VOD film review: Fences
James R | On 17, Jun 2017
Director: Denzel Washington
Cast: Denzel Washington, Viola Davis, Stephen Henderson
There’s this long-held idea that a film being too much like a play is a bad thing. The word “stagey” is thrown around to describe underwhelming visuals or a largely unchanging location, lengthy monologues or performances projected to reach the back row of the auditorium. Fences is proof that all of these can be a good thing.
The movie marks Denzel Washington’s directorial debut, but he insists that the creative genius behind the camera is August Wilson, who wrote the play upon which this is based. That respect for the text shines through in every department.
Washington himself plays Troy, a garbage man in 1950s Pittsburgh. But if you listen to him tell it, he’s only doing that because his baseball career didn’t pan out. He was star in his day, but never made the jump to Major League Baseball – by the time they started to accept black athletes, he explains, he was too old. He explains that over and over to anyone who’ll listen, a man bitter enough to hold a grudge and proud enough to tell everyone it doesn’t bother him.
He’s a fascinating complex web of contradictions, and Washington sinks his teeth right in, creating a towering, intimating man of the house, who resents never achieving his dreams, but doesn’t hesitate in squashing those of his sons – the older, Lyons (Russell Hornsby), has a band, but Troy refuses to see him play; the younger, Cory (Jovan Adepo), would be scouted by a football recruiter, if Troy would only let him meet them.
Tolerating him with incredibly patience and similar pride is loyal wife Rose, played with a tough gumption by a steely Viola Davis. She works as hard as he does, her to keep the family running and him to alleviate the guilty of how they got their house – a compensation payment for his brother, Gabriel (Mykelti Williamson), who fought in WWII.

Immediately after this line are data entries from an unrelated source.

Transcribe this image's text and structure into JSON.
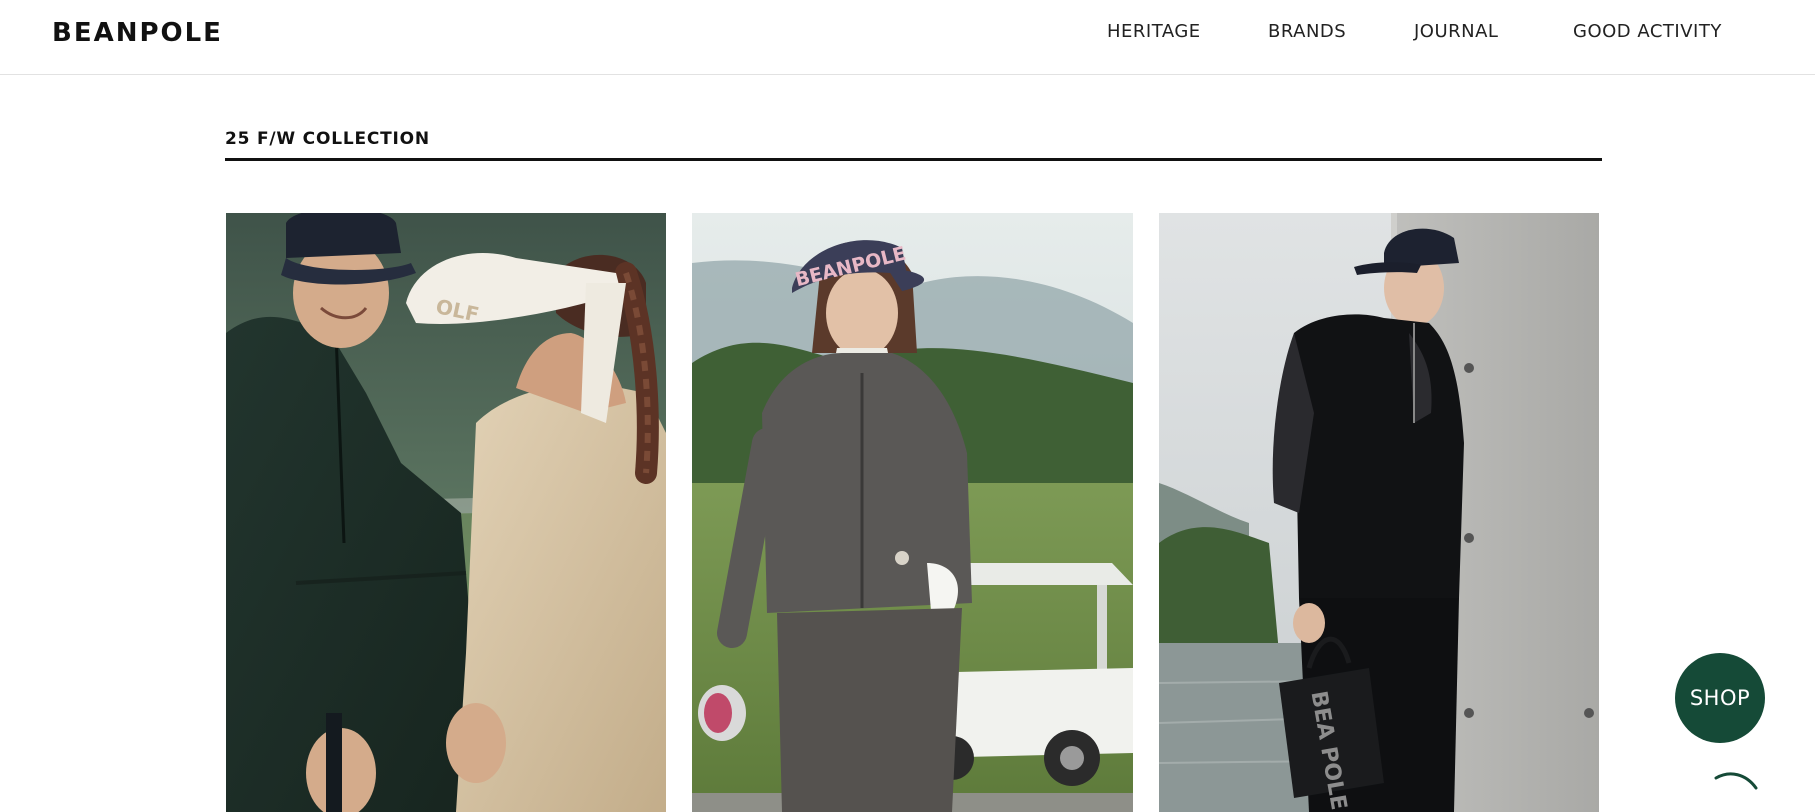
{
  "brand": {
    "logo": "BEANPOLE"
  },
  "nav": [
    {
      "label": "HERITAGE"
    },
    {
      "label": "BRANDS"
    },
    {
      "label": "JOURNAL"
    },
    {
      "label": "GOOD ACTIVITY"
    }
  ],
  "collection": {
    "title": "25 F/W COLLECTION",
    "cards": [
      {
        "image": "couple-golf-windbreaker-visor-photo",
        "logo_visible_text": "OLF"
      },
      {
        "image": "woman-golf-course-knit-zipup-cart-photo",
        "logo_visible_text": "BEANPOLE"
      },
      {
        "image": "man-concrete-wall-black-outfit-bag-photo",
        "logo_visible_text": "BEA POLE"
      }
    ]
  },
  "floating": {
    "shop_label": "SHOP",
    "scroll_icon": "scroll-top-arc-icon"
  },
  "colors": {
    "accent": "#154a37",
    "text": "#111111",
    "divider": "#e2e2e2"
  }
}
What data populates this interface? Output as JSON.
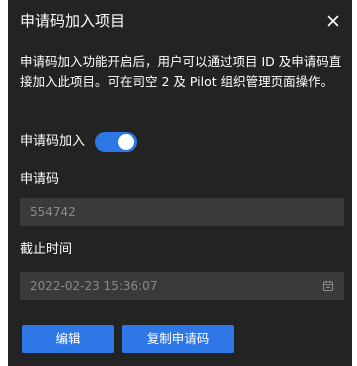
{
  "dialog": {
    "title": "申请码加入项目",
    "description": "申请码加入功能开启后，用户可以通过项目 ID 及申请码直接加入此项目。可在司空 2 及 Pilot 组织管理页面操作。",
    "toggle": {
      "label": "申请码加入",
      "enabled": true
    },
    "code": {
      "label": "申请码",
      "value": "554742"
    },
    "deadline": {
      "label": "截止时间",
      "value": "2022-02-23 15:36:07"
    },
    "buttons": {
      "edit": "编辑",
      "copy": "复制申请码"
    }
  },
  "colors": {
    "background": "#232323",
    "accent": "#2e77e6",
    "input_bg": "#3a3a3a",
    "muted_text": "#8a8a8a"
  },
  "icons": [
    "close-icon",
    "calendar-icon"
  ]
}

Washington and Davis make an astonishing lead couple, whether it’s in their affectionate teasing or their heated arguing – and Wilson’s play gives them both a chance to devastate in equal measure. When asked to adapt the text of or the screen, Washington insisted that they perform it on stage first – and so they did, with a Broadway production several years ago. The result is an ensemble of fantastic performances delivered by people who clearly know what they’re doing inside and out.
It’s in allowing those performances to take centre stage that Washington’s skill as a director could easily go unnoticed. With barely any music on the soundtrack, the words themselves become the music to accompany each scene, from the rattling machine-gun exchanges at the fast-paced open, as Troy is happily in control of his life, to the slower exchanges with Gabriel and, later, Rose, as dramatic revelations lead to pregnant pauses and pointed questions.
Washington’s camera picks just the position to capture that rhythm, cutting between the rapid dialogue in the first half, before lingering on reactions in the second – one long shot of Viola Davis’ face as Denzel delivers a lengthy speech is one of the most heartbreaking moments you’ll see on a screen this year. What he crafts is a movie that feels driven by August Wilson’s words in a quietly remarkable way – the play’s static location becomes a strength, as we barely leave the house, leaving us, like Rose, trapped in a domestic prison that is all too easily forgotten in 2017. The brief moments we spend outside are all the more effective, from a timelapse cut that brings perspective to a largely tragic existence to the recurring motif of Troy trying to build a fence in the backyard – a failed effort that increasingly feels poignantly inconsequential. The result is a moving drama fuelled by two powerhouse performances. It’s a play. And in no way is that a bad thing.